In July 2017, “Zombies Against Trumpcare” gathered in Anchorage, Alaska, calling on Sen. Lisa Murkowski to vote against Affordable Care Act repeal.
In July 2017, “Zombies Against Trumpcare” gathered in Anchorage, Alaska, calling on Sen. Lisa Murkowski to vote against Affordable Care Act repeal.

Can you share one of your victories?

Our first success was back in March, when we learned about Sen. Dean Heller’s campaign fundraiser at a Harley-Davidson in Las Vegas that wasn’t publicized. We had 72 hours to turn out a crowd to yell out not to repeal the Affordable Care Act. We texted 2,000 progressives on behalf of the Working Families Party organizing for action, and 69 folks turned out. The press was talking to them instead of talking to his campaign functionaries, and Heller must have felt skittish, since [the next] morning he put out a press release that he wouldn’t support a full repeal. So far we’ve sent over 4.7 million texts. And someone has just filed to run for office in Midland, Texas, because of our texts.

How are you funded and how large is your staff?

We have two full-time staff, and we have over 800 volunteers. Most of our core operations are managed by a variety of volunteers and funded by generous donations.

Why do you think texting is so effective, and do you foresee adapting to technology as it changes?

Definitely. There was a time when email really reached people and there was a time when people picked up their phones. Right now we’ve got an opportunity to reach people via text, and what we want to make sure is that the value that’s available to capture people’s attention goes to local organizers, who are dedicated to organizing in their communities to improve the lives of their communities. People read them. We have a 90 percent open rate. Right now we’re focused on resisting, but in time we hope we’ll see some of these newly active people taking office in rural areas.

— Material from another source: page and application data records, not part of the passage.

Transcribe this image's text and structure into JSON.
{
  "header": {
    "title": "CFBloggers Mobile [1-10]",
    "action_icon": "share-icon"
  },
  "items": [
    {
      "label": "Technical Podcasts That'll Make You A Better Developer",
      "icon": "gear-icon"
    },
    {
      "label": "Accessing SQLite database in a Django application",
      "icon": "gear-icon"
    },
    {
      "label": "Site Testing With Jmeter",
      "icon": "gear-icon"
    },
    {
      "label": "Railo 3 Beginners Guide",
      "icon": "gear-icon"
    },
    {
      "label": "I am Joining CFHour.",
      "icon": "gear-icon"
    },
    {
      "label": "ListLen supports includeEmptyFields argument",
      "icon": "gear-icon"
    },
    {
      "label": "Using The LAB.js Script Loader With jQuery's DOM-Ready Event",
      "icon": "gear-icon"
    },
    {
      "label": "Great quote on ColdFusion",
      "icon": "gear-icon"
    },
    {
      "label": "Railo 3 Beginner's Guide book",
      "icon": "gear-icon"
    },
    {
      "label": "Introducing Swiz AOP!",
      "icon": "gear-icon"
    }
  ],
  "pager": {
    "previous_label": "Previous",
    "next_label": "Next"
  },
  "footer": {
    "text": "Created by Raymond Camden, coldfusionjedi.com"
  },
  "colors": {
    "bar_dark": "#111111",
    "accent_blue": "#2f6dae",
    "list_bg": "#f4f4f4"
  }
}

Before this, you worked in the White House in the Office of Management and Budget, and you also worked for former Labor Secretary Robert Reich.

They were two separate gigs. In the OMB under the Obama administration, I launched Feedback USA, which is a citizen engagement tool, and I worked with Robert Reich after that, as the first executive director of [the digital media nonprofit] Inequality Media.

Were you always interested in politics?

I grew up in the Jewish Zionist youth movement Habonim Dror, and as a good Habo-head, I was screen-printing T-shirts against the Iraq War in high school. I guess I’ve always been a bit of a political entrepreneur. Habonim is loosely based on the philosophy of the kibbutz movement, and there’s a lot of room for creativity and to imagine the world as it should be.

While a student at UC Berkeley, you founded a campus food co-op called Co-Fed, inspired by your attendance at a Hazon food conference. What was its mission?

I helped stop Panda Express from being the first fast-food chain to open shop at UC Berkeley, and then after that, I co-founded Co-Fed, which got some help from Michael Pollan and Bill McKibben as a national training program. It’s still running, and has done some really critical work on food and racial justice.

“Talking With” focuses on local Jews who are doing things we find interesting. Send suggestions to sueb@jweekly.com.

Headshot of Alix Wall
Alix Wall

Alix Wall is a contributing editor to J. She is also the founder of the Illuminoshi: The Not-So-Secret Society of Bay Area Jewish Food Professionals and is writer/producer of a documentary-in-progress called "The Lonely Child."